### [Description of the task]
Go through the records below and copy out every line holding "JSON".
Dataset records START
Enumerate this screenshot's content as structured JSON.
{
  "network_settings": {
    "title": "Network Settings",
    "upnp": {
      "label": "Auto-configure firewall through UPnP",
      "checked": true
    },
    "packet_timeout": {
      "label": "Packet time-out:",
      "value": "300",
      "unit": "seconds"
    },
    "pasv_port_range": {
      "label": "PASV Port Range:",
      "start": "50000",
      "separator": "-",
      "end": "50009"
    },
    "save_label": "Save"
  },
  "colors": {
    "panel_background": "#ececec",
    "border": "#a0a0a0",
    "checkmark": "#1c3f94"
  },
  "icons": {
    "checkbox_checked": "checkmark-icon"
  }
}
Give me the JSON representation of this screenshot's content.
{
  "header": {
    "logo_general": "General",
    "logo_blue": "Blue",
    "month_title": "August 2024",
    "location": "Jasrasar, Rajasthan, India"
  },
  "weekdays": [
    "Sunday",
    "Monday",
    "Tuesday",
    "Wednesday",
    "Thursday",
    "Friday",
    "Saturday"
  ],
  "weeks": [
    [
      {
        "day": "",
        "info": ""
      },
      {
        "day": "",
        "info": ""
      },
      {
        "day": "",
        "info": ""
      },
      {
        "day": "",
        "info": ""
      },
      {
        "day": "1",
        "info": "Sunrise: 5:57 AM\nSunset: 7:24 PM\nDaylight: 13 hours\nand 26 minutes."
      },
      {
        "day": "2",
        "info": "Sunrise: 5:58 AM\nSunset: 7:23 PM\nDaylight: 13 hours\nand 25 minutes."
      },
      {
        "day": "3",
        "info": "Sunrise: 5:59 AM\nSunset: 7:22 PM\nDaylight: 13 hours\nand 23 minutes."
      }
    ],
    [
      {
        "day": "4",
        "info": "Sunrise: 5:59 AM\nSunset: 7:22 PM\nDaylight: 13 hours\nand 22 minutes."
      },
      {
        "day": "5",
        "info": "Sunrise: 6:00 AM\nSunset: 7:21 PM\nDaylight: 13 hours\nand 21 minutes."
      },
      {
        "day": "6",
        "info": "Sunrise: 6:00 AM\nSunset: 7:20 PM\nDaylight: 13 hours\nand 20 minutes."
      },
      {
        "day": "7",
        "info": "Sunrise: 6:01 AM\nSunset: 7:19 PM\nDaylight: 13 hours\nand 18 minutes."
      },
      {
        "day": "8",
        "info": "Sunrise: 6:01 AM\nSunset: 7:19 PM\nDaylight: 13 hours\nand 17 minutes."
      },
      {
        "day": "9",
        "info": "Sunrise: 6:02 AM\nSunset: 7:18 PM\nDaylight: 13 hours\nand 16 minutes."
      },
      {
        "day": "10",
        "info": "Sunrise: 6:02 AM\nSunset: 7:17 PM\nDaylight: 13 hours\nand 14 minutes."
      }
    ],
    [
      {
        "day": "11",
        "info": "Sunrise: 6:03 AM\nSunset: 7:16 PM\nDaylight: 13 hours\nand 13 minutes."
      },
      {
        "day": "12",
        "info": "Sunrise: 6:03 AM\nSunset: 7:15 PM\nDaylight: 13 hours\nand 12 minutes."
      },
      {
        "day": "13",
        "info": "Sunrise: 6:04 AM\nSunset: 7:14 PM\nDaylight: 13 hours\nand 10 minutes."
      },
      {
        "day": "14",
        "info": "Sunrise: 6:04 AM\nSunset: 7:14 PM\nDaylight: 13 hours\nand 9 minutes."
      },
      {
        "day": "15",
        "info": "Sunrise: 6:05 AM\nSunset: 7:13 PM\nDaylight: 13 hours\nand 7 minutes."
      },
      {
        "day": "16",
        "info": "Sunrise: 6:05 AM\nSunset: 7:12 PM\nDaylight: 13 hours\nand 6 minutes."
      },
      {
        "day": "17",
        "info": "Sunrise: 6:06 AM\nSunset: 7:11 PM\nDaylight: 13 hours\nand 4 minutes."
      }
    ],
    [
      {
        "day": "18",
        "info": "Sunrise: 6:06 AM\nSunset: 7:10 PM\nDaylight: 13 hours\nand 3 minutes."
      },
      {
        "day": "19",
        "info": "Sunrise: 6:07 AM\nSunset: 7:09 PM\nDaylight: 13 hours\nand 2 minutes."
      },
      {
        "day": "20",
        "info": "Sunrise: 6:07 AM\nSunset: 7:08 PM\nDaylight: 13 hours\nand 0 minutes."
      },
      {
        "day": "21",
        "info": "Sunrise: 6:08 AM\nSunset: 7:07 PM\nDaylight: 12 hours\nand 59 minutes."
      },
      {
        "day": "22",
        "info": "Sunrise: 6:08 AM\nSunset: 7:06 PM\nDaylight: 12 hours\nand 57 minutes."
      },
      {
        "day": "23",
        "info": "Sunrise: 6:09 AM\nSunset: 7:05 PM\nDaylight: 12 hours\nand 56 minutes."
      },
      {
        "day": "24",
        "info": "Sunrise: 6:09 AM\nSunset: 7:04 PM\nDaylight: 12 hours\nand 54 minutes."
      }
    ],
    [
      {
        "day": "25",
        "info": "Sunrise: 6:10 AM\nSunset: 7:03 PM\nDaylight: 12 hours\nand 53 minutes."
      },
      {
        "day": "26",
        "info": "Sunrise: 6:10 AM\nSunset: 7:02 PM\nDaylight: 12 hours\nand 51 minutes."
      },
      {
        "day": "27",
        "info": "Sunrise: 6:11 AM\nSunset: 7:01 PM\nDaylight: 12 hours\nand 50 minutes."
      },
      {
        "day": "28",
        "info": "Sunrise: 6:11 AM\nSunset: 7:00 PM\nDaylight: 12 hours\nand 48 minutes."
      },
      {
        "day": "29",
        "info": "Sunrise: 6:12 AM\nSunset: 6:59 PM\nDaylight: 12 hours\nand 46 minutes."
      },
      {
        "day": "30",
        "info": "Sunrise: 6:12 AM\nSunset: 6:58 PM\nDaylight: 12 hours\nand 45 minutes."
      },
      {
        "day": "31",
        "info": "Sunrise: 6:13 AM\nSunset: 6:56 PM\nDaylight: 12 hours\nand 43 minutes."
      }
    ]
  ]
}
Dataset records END
### [Final answer]
Enumerate this screenshot's content as structured JSON.
Give me the JSON representation of this screenshot's content.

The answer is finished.